Whitey Herzog

Baseball

His playing career is probably as unfamiliar to most people as his given name: Dorrel Norman Elvert Herzog. But the man who gave the game “Whitey Ball” is a familiar figure to baseball fans everywhere, and one whose innovative managerial strategy made him a giant of his era and one of the most successful managers the game has seen.

Born Nov. 9, 1931, in New Athens, Ill., Herzog was an outfielder for the Washington Senators from 1956-58 before moving on to the Athletics in Kansas City, where he played from 1958-60. Herzog also spent time with the Baltimore Orioles (1961-62) and Detroit Tigers (1963) in an eight-year playing career during which he hit .254 with 25 home runs, 172 RBIs and 213 runs in 634 games.

After he became a successful manager, the self deprecating Herzog liked to joke that baseball had been good to him since he quit trying to play it. Herzog had the respect of his players, but it was clear he was the boss, not their pal. “I’m not buddy-buddy with the players. If they need a buddy, let them buy a dog,” he said. When asked about his team’s prospects one spring, Herzog replied: “We need just two players to be a contender: Babe Ruth and Sandy Koufax.” His years as a player and his exceptional mind and knowledge of the game made Herzog a natural to go into managing, but his first job was as a coach and scout. He was named director of player development for the Mets in 1967, a position he held for six years while honing the skills that would make him a shrewd evaluator of talent.

In his first managerial job with the Texas Rangers in 1973, Herzog lasted one season as the team posted a 47-91 record. After a brief stint with the California Angels in 1974, Herzog managed the Kansas City Royals, where his teams won three consecutive American League West Division titles. He then came to St. Louis where he piloted the Cardinals to the 1982 World Series title. He also won three National League pennants with St. Louis.

 whitey_herzog_2Herzog’s teams stressed pitching, speed and defense. With the advent of artificial surfaces and large ballparks, Herzog recognized the value of speed and built lineups that utilized it. Most teams were drawn to power hitters, but Herzog’s lineups, other than George Brett in Kansas City or a Jack Clark in St. Louis, didn’t have much power. They ran early and they ran often. Asked once why one of his players stole a base late in the game with his team leading by six runs, Herzog was quick with his reply: “My guys will stop stealing bases if their guys will stop hitting home runs.” His teams went full speed ahead from first out to last. The running style of play kept pressure on opposing teams, often forcing mistakes and allowing Herzog’s teams to capitalize.

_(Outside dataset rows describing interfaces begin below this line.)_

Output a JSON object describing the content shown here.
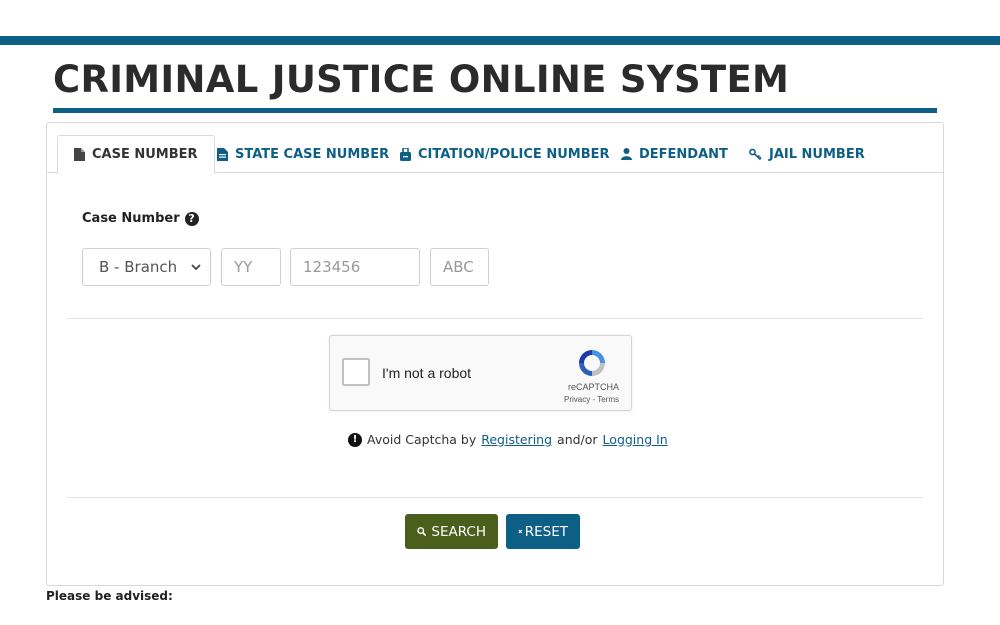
{
  "header": {
    "title": "CRIMINAL JUSTICE ONLINE SYSTEM"
  },
  "tabs": [
    {
      "label": "CASE NUMBER",
      "icon": "file-icon",
      "active": true
    },
    {
      "label": "STATE CASE NUMBER",
      "icon": "file-text-icon",
      "active": false
    },
    {
      "label": "CITATION/POLICE NUMBER",
      "icon": "badge-icon",
      "active": false
    },
    {
      "label": "DEFENDANT",
      "icon": "user-icon",
      "active": false
    },
    {
      "label": "JAIL NUMBER",
      "icon": "key-icon",
      "active": false
    }
  ],
  "form": {
    "case_number_label": "Case Number",
    "branch_select": {
      "value": "B - Branch"
    },
    "year_placeholder": "YY",
    "number_placeholder": "123456",
    "suffix_placeholder": "ABC"
  },
  "captcha": {
    "text": "I'm not a robot",
    "brand": "reCAPTCHA",
    "links": "Privacy - Terms"
  },
  "notice": {
    "prefix": "Avoid Captcha by",
    "register_link": "Registering",
    "middle": "and/or",
    "login_link": "Logging In"
  },
  "buttons": {
    "search": "SEARCH",
    "reset": "RESET"
  },
  "footer": {
    "advised": "Please be advised:"
  },
  "colors": {
    "brand": "#0e5f85",
    "search_button": "#4a5f1b",
    "reset_button": "#0e5f85"
  }
}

Herzog, who also served as general manager during his tenure in St. Louis. He was one of the first to recognize the importance of on-base percentage and pursued players who could consistently get on base even if they didn’t have a lot of power. His skill at seeing value where others did not enabled him to build winners in small markets where the financial limitations were greater than many of the organizations his teams competed against.

The “White Rat,” as he was affectioinally known, helped shape the careers of such talents as Brett, Clark, Willie McGee, Ozzie Smith and Frank White. Herzog was a three-time winner of the Manager of the Year Award (1976, 1982, 1985) and in 1982 was also named Executive of the Year. He managed six division winners and compiled a career record of 1,281-1,115 as manager. He was named Sports Illustrated’s Manager of the Decade for the 1980s.